6 Easy Ways To Reduce Your Ecological Footprint
1. Eat natural
Ever hear the saying ‘You are what you eat?‘. Eating fresh, seasonal, real and organic foods is like consuming premium fuel for your body. Not only does it taste better, it can also improve your body’s immunity leading to a longer, healthier life. Choosing organic produce supports organic agriculture and responsible land use. Buying local supports the community, and reduces overall emission footprint of excess packaging, processing and transportation. Going fresh also translates to using less preservatives, benefiting digestion and living. For example, the next time you buy longans, look out for Thai organic longans instead.
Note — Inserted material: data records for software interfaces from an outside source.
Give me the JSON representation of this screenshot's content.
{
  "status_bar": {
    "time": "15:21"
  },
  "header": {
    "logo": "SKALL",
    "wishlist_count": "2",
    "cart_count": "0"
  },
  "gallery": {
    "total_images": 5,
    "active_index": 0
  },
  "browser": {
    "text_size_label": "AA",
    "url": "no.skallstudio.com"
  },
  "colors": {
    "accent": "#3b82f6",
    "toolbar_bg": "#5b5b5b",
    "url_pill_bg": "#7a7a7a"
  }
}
They are sweeter, crunchier, juicer and more translucent in form. A big difference and I can vouch for it!
If you can walk it, ride it or catch the public transport, do so. It will reduce (or eliminate) carbon dioxide emission, and contribute to the slowing down of global warming. In recent years, radical weather and climate change patterns have led to headlines that shaped history. These catastrophic events include Asian Tsunami (2004), Hurricane Katrina (2005), Ocean’s Dead Zones Spreading Wider (2008), Real Inflation on Global Food Supply (2009), World Debt Crisis (2010), Haiti Earthquake (2010) and Japan Earthquake, Tsunami & Nuclear Crisis (2011). The next time you head down to the neighborhood grocery store to pick up dinner, leave your car behind and opt for a relaxing stroll instead. Good for your heart. Good for your environment.
Remember this: Nothing is ever really ‘thrown away’. It all has to go somewhere. While it may be out of sight and physically out of your home, you have not actually gotten rid of it. Instead of making it your problem, you have essentially made it the environment’s problem. Which ultimately comes back to negatively affect you in the long run. The big blue bins are a global iconic symbol of recycling. They are there for a specific reason. To recycle. Recycling helps to reduce the amount of waste sitting on massive landfills. A place where even bio-degradable have trouble breaking down due to the lack of oxygen and sunlight. Recycling also helps to save energy use to turn virgin materials into new products. The next time you locate the nearest blue bin in your area, mentally picture the exhaustive landfills, and you will find making use of the blue bins is a lot easier than you expected.
4. Support Fair Trade
Fair Trade is an organized social movement that helps producers in developing countries to make better trading conditions and promote sustainability. It refers to the way products are grown, manufactured and sold. The movement focuses primarily on exports from under-developed, and developing countries to developed countries. Some fair trade practices include:
- setting a minimum market price for commodities so that farmers (and producers) are paid their fair value to sustain their livelihood and avoid industry undercutting;
- having a system of pre-payment from buyers to farmers (and producers) for their products;
- recognizing, promoting and protecting the cultural and traditional skills of small producers reflected in their products;
- ensuring that people (children, men and women) are not forced into abusive labor practices.
If the above are not good enough reasons to support fair trade products, I have only one word for you to consider: Karma.
5. Plug To Charge. Otherwise, Unplug
Did you know that even when you are not charging your mobile phone, your charger is using electricity? This creates more, and unnecessary, energy consumption, which adds stress to our environment. Not to mention, your electricty bill too. Lithium-based batteries, such as those used in Apple iPhones, do not need to be fully charged. High voltage stresses the battery performance which hinders battery life. According to some literature, charging your cellphone between 70% to 100% optimizes the battery’s lifespan. Moreover, lithium batteries cannot absorb overcharge, so why do it? More importantly, why waste hard-earned money?
6. Stop Free Flowing Water
Clean water is Earth’s most precious resource. Yet, water is not a renewable source. In fact, it is by far the most misused, mis-allocated, abused and misunderstood resource. Increasing effects of climate change and rapid population growth, makes accessibility to clean quality drinking water an ever increasing problem. We can do our part by cultivating good water habits. One way is: Remember to turn off running water when you do not need contact with it. For most instances such as brushing teeth, gargling mouth, shampooing hair and lathering bodywash, you do not need to have a gushing flow of water to accompany these activities. While it might be only for a few seconds, every drop of water counts. Turn the tap back on only when you need its contact. Develop this habit, and watch how fast your water bill drops.
These are some fast and easy ways to reduce your everyday carbon footprint on our precious planet ♥